The Government’s position on climate change is dangerously myopic… National itself is treating climate change negotiations like a trade negotiation, trying to get sweet deals and special favours for New Zealand.
The Greens made it very clear in the election campaign that they were not interested in talking to National. I thought at the time that it was an extraordinarily stupid thing to do, to fasten your lifeboat to a sinking ship.
Everyone in the Greens knew before the election that Labour was doomed. Strategically a tired, fourth-term Labour government, propped up by a larger Green caucus, would have been poisonous for us. National was where the game was at. But letting voters know who we would prefer to form a government with before they vote is not about strategy, it’s about honesty. And honestly the Green Party could not claim to stick to its principles if at the same time it joined the Dunne-Turia-Hide rush to the cabinet table; not if that cabinet table was “dangerously myopic” on the issue most important to the Greens.

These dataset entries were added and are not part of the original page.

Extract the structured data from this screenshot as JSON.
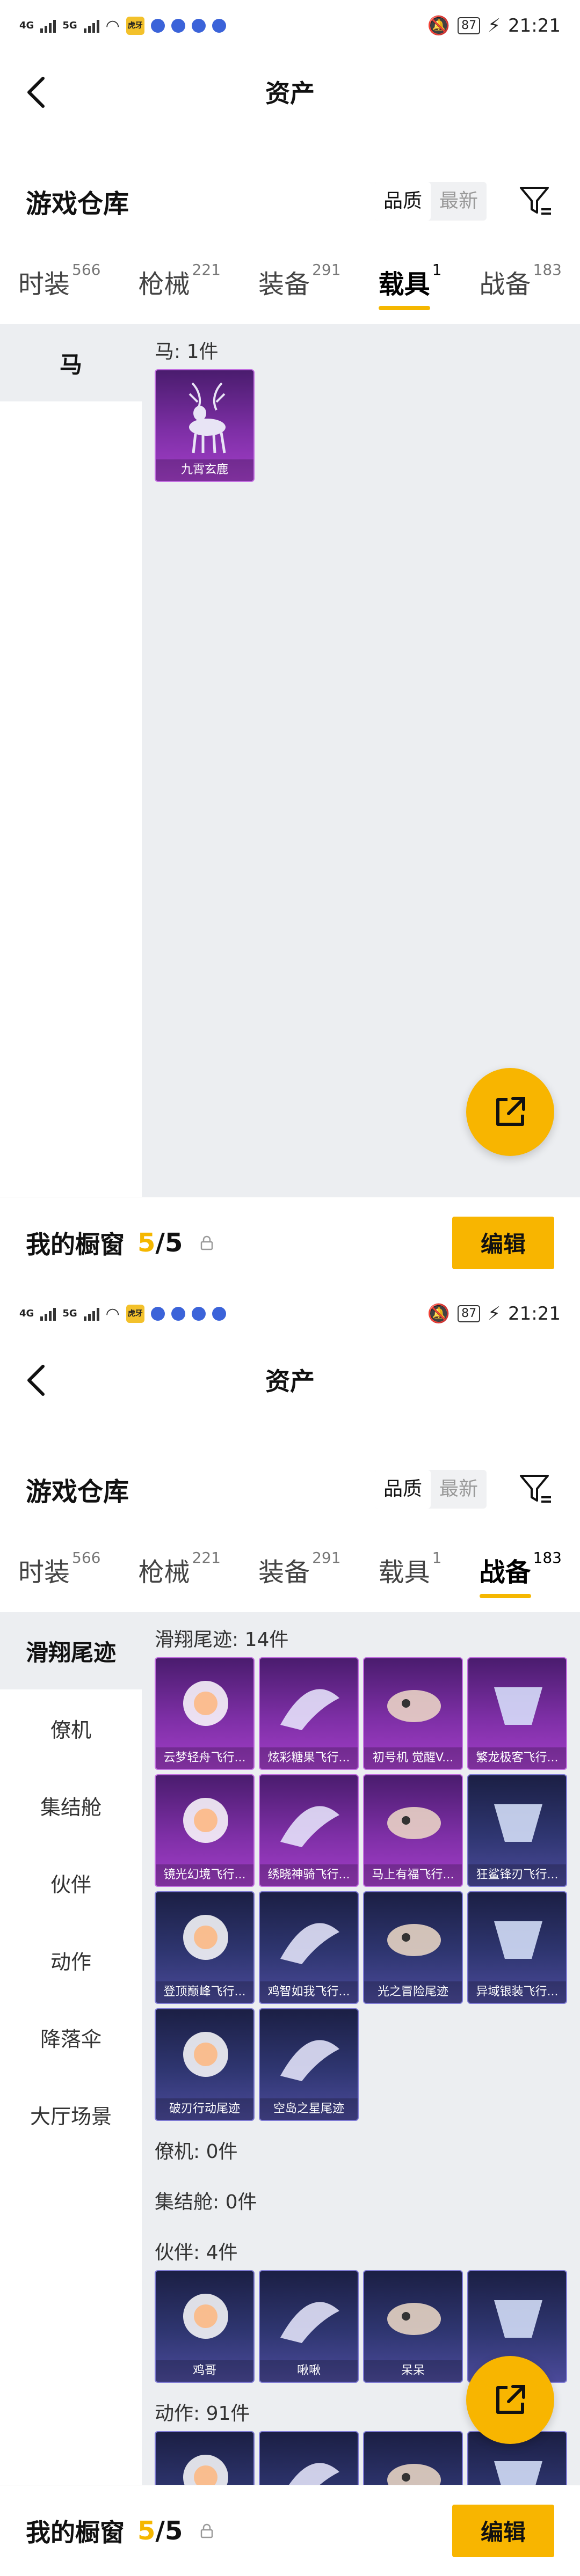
{
  "screens": [
    {
      "status": {
        "net": "4G",
        "net2": "5G",
        "app_badge": "虎牙",
        "battery": "87",
        "time": "21:21"
      },
      "header": {
        "title": "资产"
      },
      "warehouse": {
        "title": "游戏仓库",
        "sort_quality": "品质",
        "sort_latest": "最新"
      },
      "tabs": [
        {
          "label": "时装",
          "count": "566"
        },
        {
          "label": "枪械",
          "count": "221"
        },
        {
          "label": "装备",
          "count": "291"
        },
        {
          "label": "载具",
          "count": "1"
        },
        {
          "label": "战备",
          "count": "183"
        }
      ],
      "active_tab": 3,
      "sidebar": [
        {
          "label": "马"
        }
      ],
      "sections": [
        {
          "title": "马: 1件",
          "items": [
            {
              "name": "九霄玄鹿",
              "tier": "purple",
              "icon": "deer-icon"
            }
          ]
        }
      ],
      "bottom": {
        "label": "我的橱窗",
        "current": "5",
        "sep": "/",
        "total": "5",
        "edit": "编辑"
      }
    },
    {
      "status": {
        "net": "4G",
        "net2": "5G",
        "app_badge": "虎牙",
        "battery": "87",
        "time": "21:21"
      },
      "header": {
        "title": "资产"
      },
      "warehouse": {
        "title": "游戏仓库",
        "sort_quality": "品质",
        "sort_latest": "最新"
      },
      "tabs": [
        {
          "label": "时装",
          "count": "566"
        },
        {
          "label": "枪械",
          "count": "221"
        },
        {
          "label": "装备",
          "count": "291"
        },
        {
          "label": "载具",
          "count": "1"
        },
        {
          "label": "战备",
          "count": "183"
        }
      ],
      "active_tab": 4,
      "sidebar": [
        {
          "label": "滑翔尾迹"
        },
        {
          "label": "僚机"
        },
        {
          "label": "集结舱"
        },
        {
          "label": "伙伴"
        },
        {
          "label": "动作"
        },
        {
          "label": "降落伞"
        },
        {
          "label": "大厅场景"
        }
      ],
      "sections": [
        {
          "title": "滑翔尾迹: 14件",
          "items": [
            {
              "name": "云梦轻舟飞行...",
              "tier": "purple",
              "icon": "lamp-icon"
            },
            {
              "name": "炫彩糖果飞行...",
              "tier": "purple",
              "icon": "candy-icon"
            },
            {
              "name": "初号机 觉醒V...",
              "tier": "purple",
              "icon": "jet-icon"
            },
            {
              "name": "繁龙极客飞行...",
              "tier": "purple",
              "icon": "bat-icon"
            },
            {
              "name": "镜光幻境飞行...",
              "tier": "purple",
              "icon": "feather-icon"
            },
            {
              "name": "绣晓神骑飞行...",
              "tier": "purple",
              "icon": "skull-icon"
            },
            {
              "name": "马上有福飞行...",
              "tier": "purple",
              "icon": "horse-icon"
            },
            {
              "name": "狂鲨锋刃飞行...",
              "tier": "blue",
              "icon": "shark-icon"
            },
            {
              "name": "登顶巅峰飞行...",
              "tier": "blue",
              "icon": "wing-icon"
            },
            {
              "name": "鸡智如我飞行...",
              "tier": "blue",
              "icon": "chicken-icon"
            },
            {
              "name": "光之冒险尾迹",
              "tier": "blue",
              "icon": "trail-icon"
            },
            {
              "name": "异域银装飞行...",
              "tier": "blue",
              "icon": "glider-icon"
            },
            {
              "name": "破刃行动尾迹",
              "tier": "blue",
              "icon": "rainbow-trail-icon"
            },
            {
              "name": "空岛之星尾迹",
              "tier": "blue",
              "icon": "star-trail-icon"
            }
          ]
        },
        {
          "title": "僚机: 0件",
          "items": []
        },
        {
          "title": "集结舱: 0件",
          "items": []
        },
        {
          "title": "伙伴: 4件",
          "items": [
            {
              "name": "鸡哥",
              "tier": "blue",
              "icon": "rooster-icon"
            },
            {
              "name": "啾啾",
              "tier": "blue",
              "icon": "pig-icon"
            },
            {
              "name": "呆呆",
              "tier": "blue",
              "icon": "chick-icon"
            },
            {
              "name": "",
              "tier": "blue",
              "icon": "knight-icon"
            }
          ]
        },
        {
          "title": "动作: 91件",
          "items": [
            {
              "name": "",
              "tier": "blue",
              "icon": "action-icon"
            },
            {
              "name": "",
              "tier": "blue",
              "icon": "action-icon"
            },
            {
              "name": "",
              "tier": "blue",
              "icon": "action-icon"
            },
            {
              "name": "",
              "tier": "blue",
              "icon": "action-icon"
            }
          ]
        }
      ],
      "bottom": {
        "label": "我的橱窗",
        "current": "5",
        "sep": "/",
        "total": "5",
        "edit": "编辑"
      }
    }
  ],
  "colors": {
    "accent": "#f8b500",
    "purple_card": "#7e2fa6",
    "blue_card": "#2f3671",
    "panel_bg": "#eceef1"
  }
}
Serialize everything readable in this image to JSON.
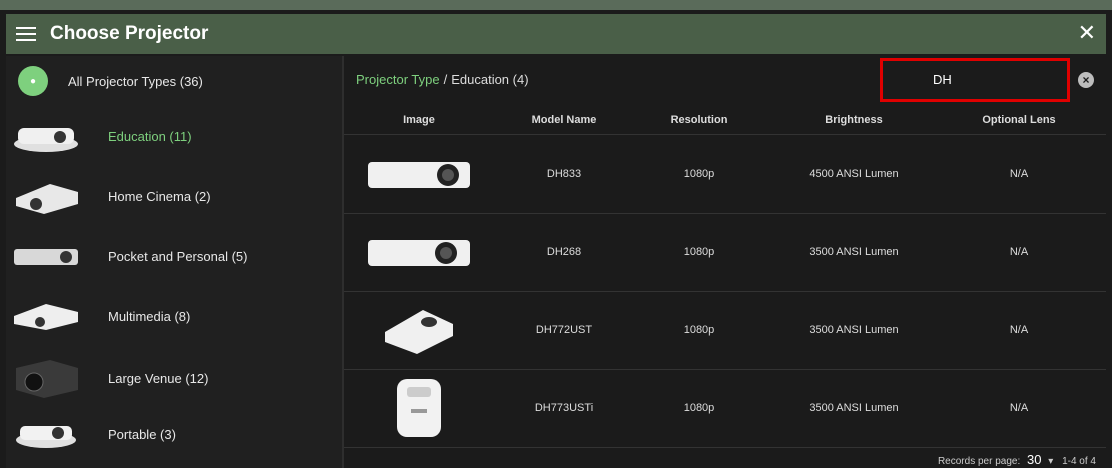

This has nothing to do with being “genuinely independent of Labour”. It is to do with negotiating and campaigning honestly and democratically. Sometimes that will mean campaigning against National for it’s appalling policy on climate change (among other issues). But that does not make us Labour’s friend or ally. Our current enemy’s enemy is not necessarily our friend.